That is a good start. It would really help to have a definition of ‘appalling’! But also, the list of donor options above suggests that a more nuanced discussion is needed.
In my experience of working in or on countries characterised by patrimonial or authoritarian governance, and in those with civil war, humanitarian aid is non-negotiable, with support to NGOs not far behind. Humanitarian aid is not easily ring-fenced from political interference, however, as illustrated by the frequent invocation of International Humanitarian Law. The EUEuropean Union is the latest to engage on this topic, with an enhanced policy championing IHL, to protect both civilians and aid workers.
At the other end of the scale, budget support is usually the first domino to fall, as it just has for the EUEuropean Union in Ethiopia. That leaves quite a bit in the middle, including sector support, ‘state-building contracts’, and individual projects. Clearly, donors have difficult hands to play. They do not want the poor who benefit from aid projects to pay the price of poor governance. They know conditionality has limited impact. But they also know that the taxpayers in their own countries who pay for aid simply hate corruption and ‘waste’. In their shoes I would think about how game theory might help them negotiate with recipients, re-reading the work of Paul Mosley and Elinor Ostrom.
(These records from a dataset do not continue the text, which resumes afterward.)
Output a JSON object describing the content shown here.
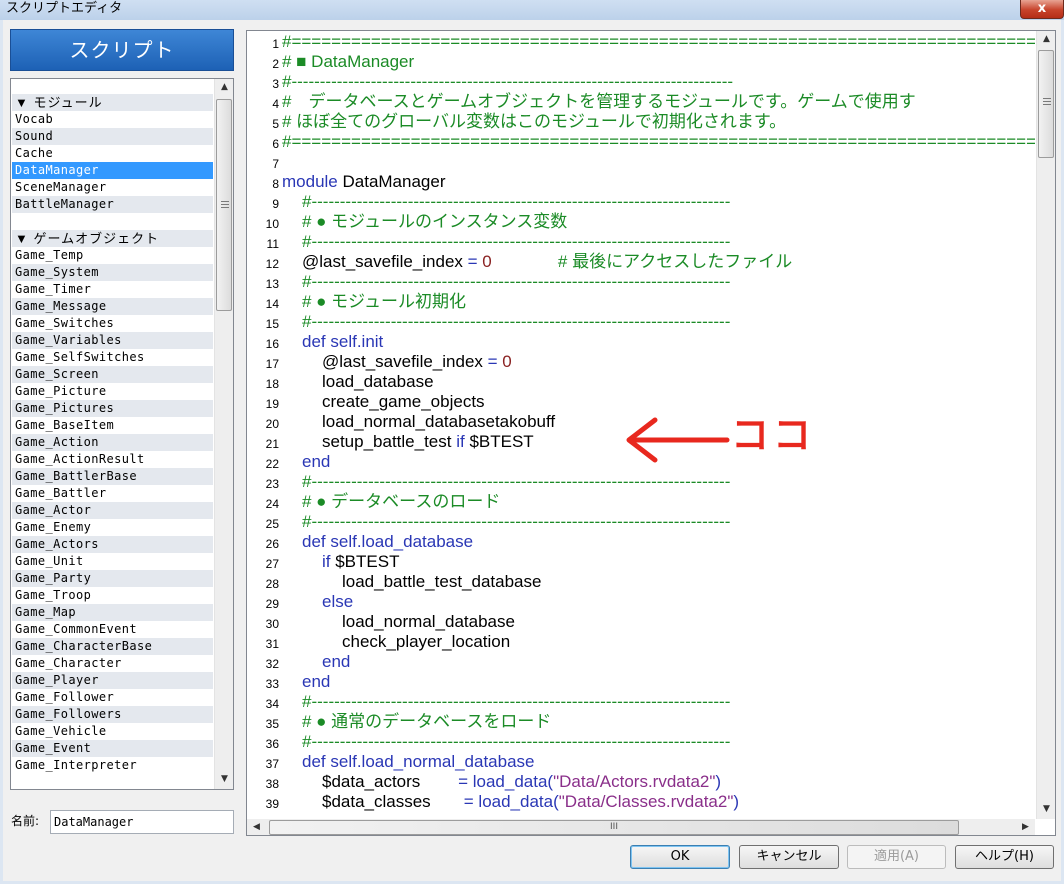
{
  "window": {
    "title": "スクリプトエディタ",
    "close_symbol": "x"
  },
  "sidebar": {
    "header": "スクリプト",
    "items": [
      {
        "label": "▼ モジュール",
        "group": true
      },
      {
        "label": "Vocab"
      },
      {
        "label": "Sound"
      },
      {
        "label": "Cache"
      },
      {
        "label": "DataManager",
        "selected": true
      },
      {
        "label": "SceneManager"
      },
      {
        "label": "BattleManager"
      },
      {
        "label": ""
      },
      {
        "label": "▼ ゲームオブジェクト",
        "group": true
      },
      {
        "label": "Game_Temp"
      },
      {
        "label": "Game_System"
      },
      {
        "label": "Game_Timer"
      },
      {
        "label": "Game_Message"
      },
      {
        "label": "Game_Switches"
      },
      {
        "label": "Game_Variables"
      },
      {
        "label": "Game_SelfSwitches"
      },
      {
        "label": "Game_Screen"
      },
      {
        "label": "Game_Picture"
      },
      {
        "label": "Game_Pictures"
      },
      {
        "label": "Game_BaseItem"
      },
      {
        "label": "Game_Action"
      },
      {
        "label": "Game_ActionResult"
      },
      {
        "label": "Game_BattlerBase"
      },
      {
        "label": "Game_Battler"
      },
      {
        "label": "Game_Actor"
      },
      {
        "label": "Game_Enemy"
      },
      {
        "label": "Game_Actors"
      },
      {
        "label": "Game_Unit"
      },
      {
        "label": "Game_Party"
      },
      {
        "label": "Game_Troop"
      },
      {
        "label": "Game_Map"
      },
      {
        "label": "Game_CommonEvent"
      },
      {
        "label": "Game_CharacterBase"
      },
      {
        "label": "Game_Character"
      },
      {
        "label": "Game_Player"
      },
      {
        "label": "Game_Follower"
      },
      {
        "label": "Game_Followers"
      },
      {
        "label": "Game_Vehicle"
      },
      {
        "label": "Game_Event"
      },
      {
        "label": "Game_Interpreter"
      }
    ]
  },
  "name_field": {
    "label": "名前:",
    "value": "DataManager"
  },
  "editor": {
    "lines": [
      {
        "n": "1",
        "indent": 0,
        "segs": [
          {
            "t": "#==============================================================================",
            "k": "comment"
          }
        ]
      },
      {
        "n": "2",
        "indent": 0,
        "segs": [
          {
            "t": "# ■ DataManager",
            "k": "comment"
          }
        ]
      },
      {
        "n": "3",
        "indent": 0,
        "segs": [
          {
            "t": "#------------------------------------------------------------------------------",
            "k": "comment"
          }
        ]
      },
      {
        "n": "4",
        "indent": 0,
        "segs": [
          {
            "t": "#　データベースとゲームオブジェクトを管理するモジュールです。ゲームで使用す",
            "k": "comment"
          }
        ]
      },
      {
        "n": "5",
        "indent": 0,
        "segs": [
          {
            "t": "# ほぼ全てのグローバル変数はこのモジュールで初期化されます。",
            "k": "comment"
          }
        ]
      },
      {
        "n": "6",
        "indent": 0,
        "segs": [
          {
            "t": "#==============================================================================",
            "k": "comment"
          }
        ]
      },
      {
        "n": "7",
        "indent": 0,
        "segs": []
      },
      {
        "n": "8",
        "indent": 0,
        "segs": [
          {
            "t": "module",
            "k": "keyword"
          },
          {
            "t": " DataManager",
            "k": "text"
          }
        ]
      },
      {
        "n": "9",
        "indent": 1,
        "segs": [
          {
            "t": "#--------------------------------------------------------------------------",
            "k": "comment"
          }
        ]
      },
      {
        "n": "10",
        "indent": 1,
        "segs": [
          {
            "t": "# ● モジュールのインスタンス変数",
            "k": "comment"
          }
        ]
      },
      {
        "n": "11",
        "indent": 1,
        "segs": [
          {
            "t": "#--------------------------------------------------------------------------",
            "k": "comment"
          }
        ]
      },
      {
        "n": "12",
        "indent": 1,
        "segs": [
          {
            "t": "@last_savefile_index ",
            "k": "text"
          },
          {
            "t": "=",
            "k": "keyword"
          },
          {
            "t": " 0",
            "k": "number"
          },
          {
            "t": "              # 最後にアクセスしたファイル",
            "k": "comment"
          }
        ]
      },
      {
        "n": "13",
        "indent": 1,
        "segs": [
          {
            "t": "#--------------------------------------------------------------------------",
            "k": "comment"
          }
        ]
      },
      {
        "n": "14",
        "indent": 1,
        "segs": [
          {
            "t": "# ● モジュール初期化",
            "k": "comment"
          }
        ]
      },
      {
        "n": "15",
        "indent": 1,
        "segs": [
          {
            "t": "#--------------------------------------------------------------------------",
            "k": "comment"
          }
        ]
      },
      {
        "n": "16",
        "indent": 1,
        "segs": [
          {
            "t": "def",
            "k": "keyword"
          },
          {
            "t": " self.init",
            "k": "keyword"
          }
        ]
      },
      {
        "n": "17",
        "indent": 2,
        "segs": [
          {
            "t": "@last_savefile_index ",
            "k": "text"
          },
          {
            "t": "=",
            "k": "keyword"
          },
          {
            "t": " 0",
            "k": "number"
          }
        ]
      },
      {
        "n": "18",
        "indent": 2,
        "segs": [
          {
            "t": "load_database",
            "k": "text"
          }
        ]
      },
      {
        "n": "19",
        "indent": 2,
        "segs": [
          {
            "t": "create_game_objects",
            "k": "text"
          }
        ]
      },
      {
        "n": "20",
        "indent": 2,
        "segs": [
          {
            "t": "load_normal_databasetakobuff",
            "k": "text"
          }
        ]
      },
      {
        "n": "21",
        "indent": 2,
        "segs": [
          {
            "t": "setup_battle_test ",
            "k": "text"
          },
          {
            "t": "if",
            "k": "keyword"
          },
          {
            "t": " $BTEST",
            "k": "text"
          }
        ]
      },
      {
        "n": "22",
        "indent": 1,
        "segs": [
          {
            "t": "end",
            "k": "keyword"
          }
        ]
      },
      {
        "n": "23",
        "indent": 1,
        "segs": [
          {
            "t": "#--------------------------------------------------------------------------",
            "k": "comment"
          }
        ]
      },
      {
        "n": "24",
        "indent": 1,
        "segs": [
          {
            "t": "# ● データベースのロード",
            "k": "comment"
          }
        ]
      },
      {
        "n": "25",
        "indent": 1,
        "segs": [
          {
            "t": "#--------------------------------------------------------------------------",
            "k": "comment"
          }
        ]
      },
      {
        "n": "26",
        "indent": 1,
        "segs": [
          {
            "t": "def",
            "k": "keyword"
          },
          {
            "t": " self.load_database",
            "k": "keyword"
          }
        ]
      },
      {
        "n": "27",
        "indent": 2,
        "segs": [
          {
            "t": "if",
            "k": "keyword"
          },
          {
            "t": " $BTEST",
            "k": "text"
          }
        ]
      },
      {
        "n": "28",
        "indent": 3,
        "segs": [
          {
            "t": "load_battle_test_database",
            "k": "text"
          }
        ]
      },
      {
        "n": "29",
        "indent": 2,
        "segs": [
          {
            "t": "else",
            "k": "keyword"
          }
        ]
      },
      {
        "n": "30",
        "indent": 3,
        "segs": [
          {
            "t": "load_normal_database",
            "k": "text"
          }
        ]
      },
      {
        "n": "31",
        "indent": 3,
        "segs": [
          {
            "t": "check_player_location",
            "k": "text"
          }
        ]
      },
      {
        "n": "32",
        "indent": 2,
        "segs": [
          {
            "t": "end",
            "k": "keyword"
          }
        ]
      },
      {
        "n": "33",
        "indent": 1,
        "segs": [
          {
            "t": "end",
            "k": "keyword"
          }
        ]
      },
      {
        "n": "34",
        "indent": 1,
        "segs": [
          {
            "t": "#--------------------------------------------------------------------------",
            "k": "comment"
          }
        ]
      },
      {
        "n": "35",
        "indent": 1,
        "segs": [
          {
            "t": "# ● 通常のデータベースをロード",
            "k": "comment"
          }
        ]
      },
      {
        "n": "36",
        "indent": 1,
        "segs": [
          {
            "t": "#--------------------------------------------------------------------------",
            "k": "comment"
          }
        ]
      },
      {
        "n": "37",
        "indent": 1,
        "segs": [
          {
            "t": "def",
            "k": "keyword"
          },
          {
            "t": " self.load_normal_database",
            "k": "keyword"
          }
        ]
      },
      {
        "n": "38",
        "indent": 2,
        "segs": [
          {
            "t": "$data_actors        ",
            "k": "text"
          },
          {
            "t": "=",
            "k": "keyword"
          },
          {
            "t": " load_data(",
            "k": "keyword"
          },
          {
            "t": "\"Data/Actors.rvdata2\"",
            "k": "string"
          },
          {
            "t": ")",
            "k": "keyword"
          }
        ]
      },
      {
        "n": "39",
        "indent": 2,
        "segs": [
          {
            "t": "$data_classes       ",
            "k": "text"
          },
          {
            "t": "=",
            "k": "keyword"
          },
          {
            "t": " load_data(",
            "k": "keyword"
          },
          {
            "t": "\"Data/Classes.rvdata2\"",
            "k": "string"
          },
          {
            "t": ")",
            "k": "keyword"
          }
        ]
      }
    ]
  },
  "annotation": {
    "label": "ココ",
    "color": "#e8281e"
  },
  "buttons": {
    "ok": "OK",
    "cancel": "キャンセル",
    "apply": "適用(A)",
    "help": "ヘルプ(H)"
  },
  "scroll_glyphs": {
    "up": "▲",
    "down": "▼",
    "left": "◀",
    "right": "▶",
    "h_grip": "III"
  }
}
But I would also be looking for non-aid levers of influence.
Donors do take human rights seriously, and ministers often come into office with strong statements about an ethical foreign policy, or the non-negotiability of rights. The UK Integrated Review of Security, Defence, Development and Foreign Policy, just published, emphasises the value of open societies, and of ‘universal human rights, the rule of law, free speech, fairness and equality’.
In my experience, though, ministers quite quickly adopt a pragmatic position, focusing on ‘direction of travel’: helpng countries move, in Tim Kelsall’s phrase, from ‘appalling’ through ‘not good but could be better’, and then perhaps eventually to Denmark. Nevertheless, these are difficult and uncomfortable compromises. Military coups and egregious human rights abuses rightly cause outrage: see e.g. Myanmar and the Uighur in China.
In any case, the starting point for any policy has to be a clear-eyed assessment of the human rights situation in a country, and its implications. Donors say ‘they know’, but some of the most uncomfortable reading in Michela Wrong’s book relates to the way in which, she says, (some) donors allow their judgement to be clouded. They ‘need to be needed’ . . . are ‘desperate for success stories’ . . . adopt a ‘hard-nosed attitude to the odd army massacre, journalist’s disappearance or opposition leaders’ assassination’ . . . are ‘prey to groupthink’ . . . and are ‘historically naïve’. Citing historian Gerard Prunier, she says this can be ‘seen as a lingering form of racism’.
The new head of USAID, Samantha Power, is the latest to be tested on this issue – to stand at the point of choice on the decision tree. She brings a strong human rights perspective to her role. Her book, ‘The Education of an idealist’ is a clarion call in that respect. Will she reframe action on human rights, for the US and other donors?